> WHAT IS REQUIRED
Every record needs to be set down again without a single difference.
::::
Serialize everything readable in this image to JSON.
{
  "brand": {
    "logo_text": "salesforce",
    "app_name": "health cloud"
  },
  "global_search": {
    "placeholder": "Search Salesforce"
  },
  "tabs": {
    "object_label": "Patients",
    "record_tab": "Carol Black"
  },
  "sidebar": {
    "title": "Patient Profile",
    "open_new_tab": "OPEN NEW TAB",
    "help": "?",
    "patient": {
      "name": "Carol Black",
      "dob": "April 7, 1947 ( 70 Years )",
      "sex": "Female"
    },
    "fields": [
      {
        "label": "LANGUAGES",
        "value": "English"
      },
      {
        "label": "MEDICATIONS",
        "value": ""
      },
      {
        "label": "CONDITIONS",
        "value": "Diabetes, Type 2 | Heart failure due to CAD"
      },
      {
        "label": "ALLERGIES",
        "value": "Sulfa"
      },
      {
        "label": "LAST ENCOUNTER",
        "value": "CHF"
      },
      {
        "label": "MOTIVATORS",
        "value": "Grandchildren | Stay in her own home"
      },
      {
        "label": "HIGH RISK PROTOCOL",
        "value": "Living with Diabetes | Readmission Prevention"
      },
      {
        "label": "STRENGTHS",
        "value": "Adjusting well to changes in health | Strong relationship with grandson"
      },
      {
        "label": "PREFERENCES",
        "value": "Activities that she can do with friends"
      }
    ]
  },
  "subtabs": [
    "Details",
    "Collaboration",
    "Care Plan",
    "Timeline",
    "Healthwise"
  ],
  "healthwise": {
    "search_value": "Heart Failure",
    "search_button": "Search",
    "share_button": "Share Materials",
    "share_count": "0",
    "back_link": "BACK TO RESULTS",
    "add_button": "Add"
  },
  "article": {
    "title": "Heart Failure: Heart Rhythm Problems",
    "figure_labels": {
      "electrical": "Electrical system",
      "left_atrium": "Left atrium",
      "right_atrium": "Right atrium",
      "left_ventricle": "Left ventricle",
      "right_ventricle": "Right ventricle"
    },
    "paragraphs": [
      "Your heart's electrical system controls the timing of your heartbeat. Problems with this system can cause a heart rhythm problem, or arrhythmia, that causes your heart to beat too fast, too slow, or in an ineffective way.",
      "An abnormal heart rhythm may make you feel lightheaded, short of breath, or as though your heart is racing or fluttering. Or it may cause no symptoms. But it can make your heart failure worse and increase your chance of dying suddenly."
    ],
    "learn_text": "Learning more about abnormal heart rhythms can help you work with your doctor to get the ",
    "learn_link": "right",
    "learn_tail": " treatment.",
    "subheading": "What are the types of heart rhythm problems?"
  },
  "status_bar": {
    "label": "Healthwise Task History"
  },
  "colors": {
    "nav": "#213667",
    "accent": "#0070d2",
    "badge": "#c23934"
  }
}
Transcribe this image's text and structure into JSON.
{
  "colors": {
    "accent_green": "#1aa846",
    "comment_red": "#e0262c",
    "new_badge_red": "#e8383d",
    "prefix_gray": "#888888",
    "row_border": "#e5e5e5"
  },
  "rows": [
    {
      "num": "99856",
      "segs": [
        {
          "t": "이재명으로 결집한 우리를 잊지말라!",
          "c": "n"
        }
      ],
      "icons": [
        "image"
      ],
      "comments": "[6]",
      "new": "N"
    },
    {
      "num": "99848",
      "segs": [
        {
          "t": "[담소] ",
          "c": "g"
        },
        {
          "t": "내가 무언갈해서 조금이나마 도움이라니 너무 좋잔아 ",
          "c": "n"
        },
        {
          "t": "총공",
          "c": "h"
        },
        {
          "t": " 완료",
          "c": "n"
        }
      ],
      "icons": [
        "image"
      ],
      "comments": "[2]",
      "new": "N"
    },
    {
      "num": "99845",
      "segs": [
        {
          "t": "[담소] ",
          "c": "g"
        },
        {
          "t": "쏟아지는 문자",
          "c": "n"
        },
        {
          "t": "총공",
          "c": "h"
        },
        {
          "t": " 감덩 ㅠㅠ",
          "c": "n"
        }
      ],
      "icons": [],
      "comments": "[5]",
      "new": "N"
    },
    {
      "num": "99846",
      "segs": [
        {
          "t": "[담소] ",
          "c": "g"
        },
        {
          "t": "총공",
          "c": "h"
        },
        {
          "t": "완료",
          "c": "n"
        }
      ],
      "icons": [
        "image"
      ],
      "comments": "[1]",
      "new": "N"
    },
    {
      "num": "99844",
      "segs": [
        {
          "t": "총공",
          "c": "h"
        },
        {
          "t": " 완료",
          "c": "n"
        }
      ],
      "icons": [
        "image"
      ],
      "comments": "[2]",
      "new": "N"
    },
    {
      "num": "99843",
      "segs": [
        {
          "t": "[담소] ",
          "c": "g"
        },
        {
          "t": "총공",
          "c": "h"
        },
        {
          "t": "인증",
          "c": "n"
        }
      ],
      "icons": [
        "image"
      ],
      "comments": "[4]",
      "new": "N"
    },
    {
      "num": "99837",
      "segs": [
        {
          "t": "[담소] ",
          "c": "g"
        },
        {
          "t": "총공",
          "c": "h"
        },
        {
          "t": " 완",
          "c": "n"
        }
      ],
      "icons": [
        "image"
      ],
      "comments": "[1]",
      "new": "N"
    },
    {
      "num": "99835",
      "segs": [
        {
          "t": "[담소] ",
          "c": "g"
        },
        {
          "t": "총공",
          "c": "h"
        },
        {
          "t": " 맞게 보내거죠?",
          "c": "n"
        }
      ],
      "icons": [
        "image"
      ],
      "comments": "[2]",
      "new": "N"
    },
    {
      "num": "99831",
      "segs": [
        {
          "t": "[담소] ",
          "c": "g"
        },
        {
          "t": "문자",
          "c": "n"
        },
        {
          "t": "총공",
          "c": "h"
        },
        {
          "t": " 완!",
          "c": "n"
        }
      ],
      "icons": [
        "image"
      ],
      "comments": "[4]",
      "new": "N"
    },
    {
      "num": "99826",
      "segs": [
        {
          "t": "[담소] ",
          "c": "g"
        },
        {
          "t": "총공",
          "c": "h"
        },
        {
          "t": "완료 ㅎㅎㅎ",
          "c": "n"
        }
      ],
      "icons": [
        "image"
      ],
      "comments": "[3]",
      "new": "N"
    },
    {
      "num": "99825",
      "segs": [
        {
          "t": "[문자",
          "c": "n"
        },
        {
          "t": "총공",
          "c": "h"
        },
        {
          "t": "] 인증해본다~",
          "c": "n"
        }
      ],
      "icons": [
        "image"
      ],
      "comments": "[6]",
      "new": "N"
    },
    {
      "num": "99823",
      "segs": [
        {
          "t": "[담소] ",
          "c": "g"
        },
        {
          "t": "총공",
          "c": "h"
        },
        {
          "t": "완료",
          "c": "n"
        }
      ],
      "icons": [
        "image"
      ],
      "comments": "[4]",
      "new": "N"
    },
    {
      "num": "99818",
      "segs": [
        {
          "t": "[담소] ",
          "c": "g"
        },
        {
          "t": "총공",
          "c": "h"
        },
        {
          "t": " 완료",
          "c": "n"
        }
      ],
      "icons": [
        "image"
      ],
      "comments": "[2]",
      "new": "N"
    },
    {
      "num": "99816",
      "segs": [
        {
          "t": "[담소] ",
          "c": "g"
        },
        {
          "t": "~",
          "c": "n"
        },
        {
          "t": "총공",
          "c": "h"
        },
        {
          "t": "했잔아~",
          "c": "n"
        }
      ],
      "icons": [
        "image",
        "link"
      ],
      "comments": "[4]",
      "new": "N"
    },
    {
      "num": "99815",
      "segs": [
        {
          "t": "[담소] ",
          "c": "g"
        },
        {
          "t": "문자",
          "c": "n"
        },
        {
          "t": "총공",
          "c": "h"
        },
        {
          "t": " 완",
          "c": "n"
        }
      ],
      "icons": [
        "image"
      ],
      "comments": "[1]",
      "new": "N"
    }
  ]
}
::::
> ANSWER BELOW
Serialize everything readable in this image to JSON.
{
  "brand": {
    "logo_text": "salesforce",
    "app_name": "health cloud"
  },
  "global_search": {
    "placeholder": "Search Salesforce"
  },
  "tabs": {
    "object_label": "Patients",
    "record_tab": "Carol Black"
  },
  "sidebar": {
    "title": "Patient Profile",
    "open_new_tab": "OPEN NEW TAB",
    "help": "?",
    "patient": {
      "name": "Carol Black",
      "dob": "April 7, 1947 ( 70 Years )",
      "sex": "Female"
    },
    "fields": [
      {
        "label": "LANGUAGES",
        "value": "English"
      },
      {
        "label": "MEDICATIONS",
        "value": ""
      },
      {
        "label": "CONDITIONS",
        "value": "Diabetes, Type 2 | Heart failure due to CAD"
      },
      {
        "label": "ALLERGIES",
        "value": "Sulfa"
      },
      {
        "label": "LAST ENCOUNTER",
        "value": "CHF"
      },
      {
        "label": "MOTIVATORS",
        "value": "Grandchildren | Stay in her own home"
      },
      {
        "label": "HIGH RISK PROTOCOL",
        "value": "Living with Diabetes | Readmission Prevention"
      },
      {
        "label": "STRENGTHS",
        "value": "Adjusting well to changes in health | Strong relationship with grandson"
      },
      {
        "label": "PREFERENCES",
        "value": "Activities that she can do with friends"
      }
    ]
  },
  "subtabs": [
    "Details",
    "Collaboration",
    "Care Plan",
    "Timeline",
    "Healthwise"
  ],
  "healthwise": {
    "search_value": "Heart Failure",
    "search_button": "Search",
    "share_button": "Share Materials",
    "share_count": "0",
    "back_link": "BACK TO RESULTS",
    "add_button": "Add"
  },
  "article": {
    "title": "Heart Failure: Heart Rhythm Problems",
    "figure_labels": {
      "electrical": "Electrical system",
      "left_atrium": "Left atrium",
      "right_atrium": "Right atrium",
      "left_ventricle": "Left ventricle",
      "right_ventricle": "Right ventricle"
    },
    "paragraphs": [
      "Your heart's electrical system controls the timing of your heartbeat. Problems with this system can cause a heart rhythm problem, or arrhythmia, that causes your heart to beat too fast, too slow, or in an ineffective way.",
      "An abnormal heart rhythm may make you feel lightheaded, short of breath, or as though your heart is racing or fluttering. Or it may cause no symptoms. But it can make your heart failure worse and increase your chance of dying suddenly."
    ],
    "learn_text": "Learning more about abnormal heart rhythms can help you work with your doctor to get the ",
    "learn_link": "right",
    "learn_tail": " treatment.",
    "subheading": "What are the types of heart rhythm problems?"
  },
  "status_bar": {
    "label": "Healthwise Task History"
  },
  "colors": {
    "nav": "#213667",
    "accent": "#0070d2",
    "badge": "#c23934"
  }
}
Transcribe this image's text and structure into JSON.
{
  "colors": {
    "accent_green": "#1aa846",
    "comment_red": "#e0262c",
    "new_badge_red": "#e8383d",
    "prefix_gray": "#888888",
    "row_border": "#e5e5e5"
  },
  "rows": [
    {
      "num": "99856",
      "segs": [
        {
          "t": "이재명으로 결집한 우리를 잊지말라!",
          "c": "n"
        }
      ],
      "icons": [
        "image"
      ],
      "comments": "[6]",
      "new": "N"
    },
    {
      "num": "99848",
      "segs": [
        {
          "t": "[담소] ",
          "c": "g"
        },
        {
          "t": "내가 무언갈해서 조금이나마 도움이라니 너무 좋잔아 ",
          "c": "n"
        },
        {
          "t": "총공",
          "c": "h"
        },
        {
          "t": " 완료",
          "c": "n"
        }
      ],
      "icons": [
        "image"
      ],
      "comments": "[2]",
      "new": "N"
    },
    {
      "num": "99845",
      "segs": [
        {
          "t": "[담소] ",
          "c": "g"
        },
        {
          "t": "쏟아지는 문자",
          "c": "n"
        },
        {
          "t": "총공",
          "c": "h"
        },
        {
          "t": " 감덩 ㅠㅠ",
          "c": "n"
        }
      ],
      "icons": [],
      "comments": "[5]",
      "new": "N"
    },
    {
      "num": "99846",
      "segs": [
        {
          "t": "[담소] ",
          "c": "g"
        },
        {
          "t": "총공",
          "c": "h"
        },
        {
          "t": "완료",
          "c": "n"
        }
      ],
      "icons": [
        "image"
      ],
      "comments": "[1]",
      "new": "N"
    },
    {
      "num": "99844",
      "segs": [
        {
          "t": "총공",
          "c": "h"
        },
        {
          "t": " 완료",
          "c": "n"
        }
      ],
      "icons": [
        "image"
      ],
      "comments": "[2]",
      "new": "N"
    },
    {
      "num": "99843",
      "segs": [
        {
          "t": "[담소] ",
          "c": "g"
        },
        {
          "t": "총공",
          "c": "h"
        },
        {
          "t": "인증",
          "c": "n"
        }
      ],
      "icons": [
        "image"
      ],
      "comments": "[4]",
      "new": "N"
    },
    {
      "num": "99837",
      "segs": [
        {
          "t": "[담소] ",
          "c": "g"
        },
        {
          "t": "총공",
          "c": "h"
        },
        {
          "t": " 완",
          "c": "n"
        }
      ],
      "icons": [
        "image"
      ],
      "comments": "[1]",
      "new": "N"
    },
    {
      "num": "99835",
      "segs": [
        {
          "t": "[담소] ",
          "c": "g"
        },
        {
          "t": "총공",
          "c": "h"
        },
        {
          "t": " 맞게 보내거죠?",
          "c": "n"
        }
      ],
      "icons": [
        "image"
      ],
      "comments": "[2]",
      "new": "N"
    },
    {
      "num": "99831",
      "segs": [
        {
          "t": "[담소] ",
          "c": "g"
        },
        {
          "t": "문자",
          "c": "n"
        },
        {
          "t": "총공",
          "c": "h"
        },
        {
          "t": " 완!",
          "c": "n"
        }
      ],
      "icons": [
        "image"
      ],
      "comments": "[4]",
      "new": "N"
    },
    {
      "num": "99826",
      "segs": [
        {
          "t": "[담소] ",
          "c": "g"
        },
        {
          "t": "총공",
          "c": "h"
        },
        {
          "t": "완료 ㅎㅎㅎ",
          "c": "n"
        }
      ],
      "icons": [
        "image"
      ],
      "comments": "[3]",
      "new": "N"
    },
    {
      "num": "99825",
      "segs": [
        {
          "t": "[문자",
          "c": "n"
        },
        {
          "t": "총공",
          "c": "h"
        },
        {
          "t": "] 인증해본다~",
          "c": "n"
        }
      ],
      "icons": [
        "image"
      ],
      "comments": "[6]",
      "new": "N"
    },
    {
      "num": "99823",
      "segs": [
        {
          "t": "[담소] ",
          "c": "g"
        },
        {
          "t": "총공",
          "c": "h"
        },
        {
          "t": "완료",
          "c": "n"
        }
      ],
      "icons": [
        "image"
      ],
      "comments": "[4]",
      "new": "N"
    },
    {
      "num": "99818",
      "segs": [
        {
          "t": "[담소] ",
          "c": "g"
        },
        {
          "t": "총공",
          "c": "h"
        },
        {
          "t": " 완료",
          "c": "n"
        }
      ],
      "icons": [
        "image"
      ],
      "comments": "[2]",
      "new": "N"
    },
    {
      "num": "99816",
      "segs": [
        {
          "t": "[담소] ",
          "c": "g"
        },
        {
          "t": "~",
          "c": "n"
        },
        {
          "t": "총공",
          "c": "h"
        },
        {
          "t": "했잔아~",
          "c": "n"
        }
      ],
      "icons": [
        "image",
        "link"
      ],
      "comments": "[4]",
      "new": "N"
    },
    {
      "num": "99815",
      "segs": [
        {
          "t": "[담소] ",
          "c": "g"
        },
        {
          "t": "문자",
          "c": "n"
        },
        {
          "t": "총공",
          "c": "h"
        },
        {
          "t": " 완",
          "c": "n"
        }
      ],
      "icons": [
        "image"
      ],
      "comments": "[1]",
      "new": "N"
    }
  ]
}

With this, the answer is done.